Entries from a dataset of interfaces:
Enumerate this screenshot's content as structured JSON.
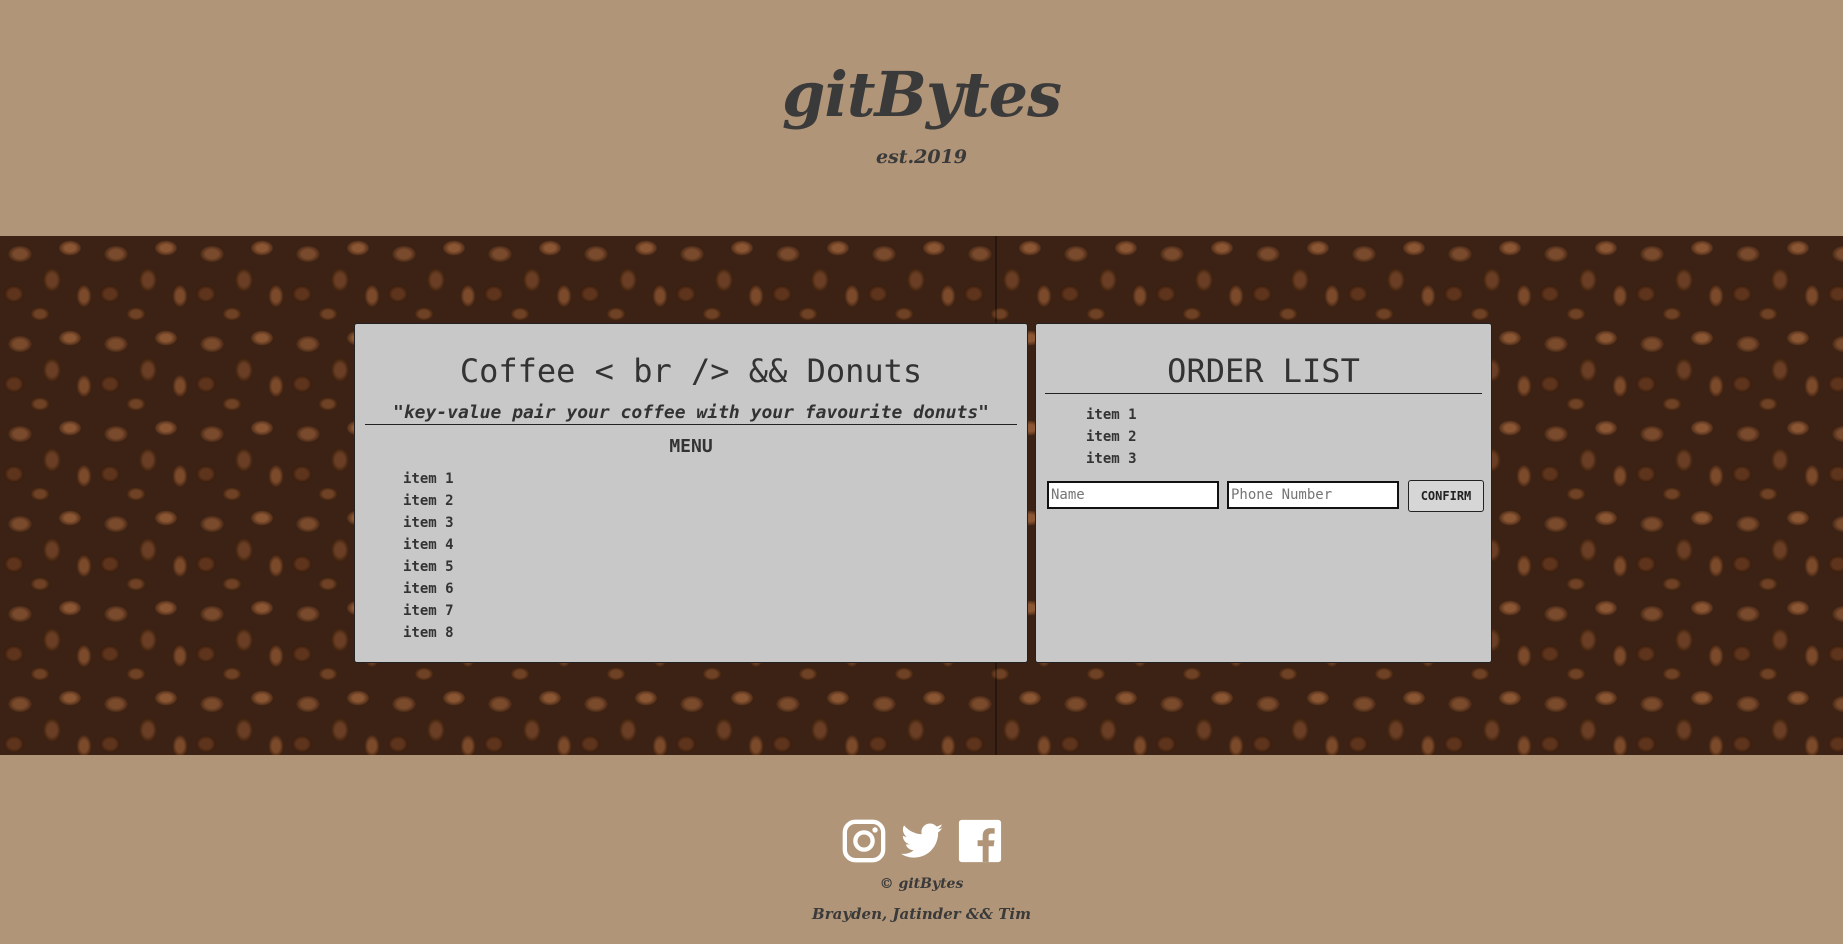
{
  "header": {
    "logo": "gitBytes",
    "established": "est.2019"
  },
  "menu_panel": {
    "title": "Coffee < br /> && Donuts",
    "tagline": "\"key-value pair your coffee with your favourite donuts\"",
    "menu_label": "MENU",
    "items": [
      "item 1",
      "item 2",
      "item 3",
      "item 4",
      "item 5",
      "item 6",
      "item 7",
      "item 8"
    ]
  },
  "order_panel": {
    "title": "ORDER LIST",
    "items": [
      "item 1",
      "item 2",
      "item 3"
    ],
    "name_placeholder": "Name",
    "phone_placeholder": "Phone Number",
    "confirm_label": "CONFIRM"
  },
  "footer": {
    "icons": [
      "instagram-icon",
      "twitter-icon",
      "facebook-icon"
    ],
    "copyright": "© gitBytes",
    "credits": "Brayden, Jatinder && Tim"
  },
  "colors": {
    "background": "#b09578",
    "panel": "#c8c8c8",
    "text": "#333333"
  }
}
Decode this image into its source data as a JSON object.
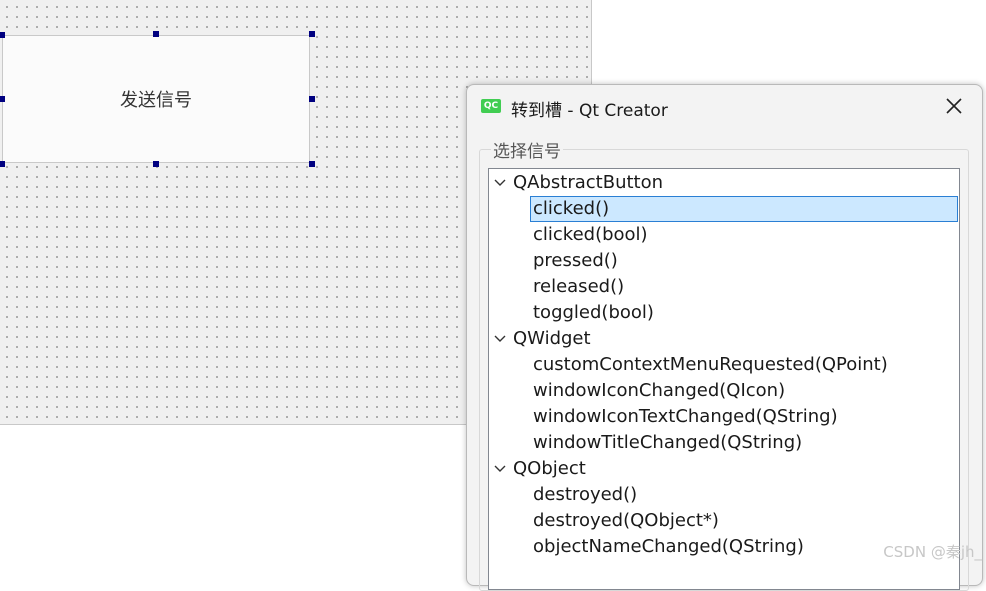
{
  "form": {
    "button_label": "发送信号"
  },
  "dialog": {
    "app_icon_text": "QC",
    "title": "转到槽 - Qt Creator",
    "group_label": "选择信号",
    "tree": [
      {
        "type": "group",
        "label": "QAbstractButton"
      },
      {
        "type": "child",
        "label": "clicked()",
        "selected": true
      },
      {
        "type": "child",
        "label": "clicked(bool)"
      },
      {
        "type": "child",
        "label": "pressed()"
      },
      {
        "type": "child",
        "label": "released()"
      },
      {
        "type": "child",
        "label": "toggled(bool)"
      },
      {
        "type": "group",
        "label": "QWidget"
      },
      {
        "type": "child",
        "label": "customContextMenuRequested(QPoint)"
      },
      {
        "type": "child",
        "label": "windowIconChanged(QIcon)"
      },
      {
        "type": "child",
        "label": "windowIconTextChanged(QString)"
      },
      {
        "type": "child",
        "label": "windowTitleChanged(QString)"
      },
      {
        "type": "group",
        "label": "QObject"
      },
      {
        "type": "child",
        "label": "destroyed()"
      },
      {
        "type": "child",
        "label": "destroyed(QObject*)"
      },
      {
        "type": "child",
        "label": "objectNameChanged(QString)"
      }
    ]
  },
  "watermark": "CSDN @秦jh_"
}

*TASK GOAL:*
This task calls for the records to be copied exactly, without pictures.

*RESPONSE TO THIS EXERCISE:*
Enumerate this screenshot's content as structured JSON.
{
  "header": {
    "logo": "gitBytes",
    "established": "est.2019"
  },
  "menu_panel": {
    "title": "Coffee < br /> && Donuts",
    "tagline": "\"key-value pair your coffee with your favourite donuts\"",
    "menu_label": "MENU",
    "items": [
      "item 1",
      "item 2",
      "item 3",
      "item 4",
      "item 5",
      "item 6",
      "item 7",
      "item 8"
    ]
  },
  "order_panel": {
    "title": "ORDER LIST",
    "items": [
      "item 1",
      "item 2",
      "item 3"
    ],
    "name_placeholder": "Name",
    "phone_placeholder": "Phone Number",
    "confirm_label": "CONFIRM"
  },
  "footer": {
    "icons": [
      "instagram-icon",
      "twitter-icon",
      "facebook-icon"
    ],
    "copyright": "© gitBytes",
    "credits": "Brayden, Jatinder && Tim"
  },
  "colors": {
    "background": "#b09578",
    "panel": "#c8c8c8",
    "text": "#333333"
  }
}
Decode this image into its source data as a JSON object.
{
  "form": {
    "button_label": "发送信号"
  },
  "dialog": {
    "app_icon_text": "QC",
    "title": "转到槽 - Qt Creator",
    "group_label": "选择信号",
    "tree": [
      {
        "type": "group",
        "label": "QAbstractButton"
      },
      {
        "type": "child",
        "label": "clicked()",
        "selected": true
      },
      {
        "type": "child",
        "label": "clicked(bool)"
      },
      {
        "type": "child",
        "label": "pressed()"
      },
      {
        "type": "child",
        "label": "released()"
      },
      {
        "type": "child",
        "label": "toggled(bool)"
      },
      {
        "type": "group",
        "label": "QWidget"
      },
      {
        "type": "child",
        "label": "customContextMenuRequested(QPoint)"
      },
      {
        "type": "child",
        "label": "windowIconChanged(QIcon)"
      },
      {
        "type": "child",
        "label": "windowIconTextChanged(QString)"
      },
      {
        "type": "child",
        "label": "windowTitleChanged(QString)"
      },
      {
        "type": "group",
        "label": "QObject"
      },
      {
        "type": "child",
        "label": "destroyed()"
      },
      {
        "type": "child",
        "label": "destroyed(QObject*)"
      },
      {
        "type": "child",
        "label": "objectNameChanged(QString)"
      }
    ]
  },
  "watermark": "CSDN @秦jh_"
}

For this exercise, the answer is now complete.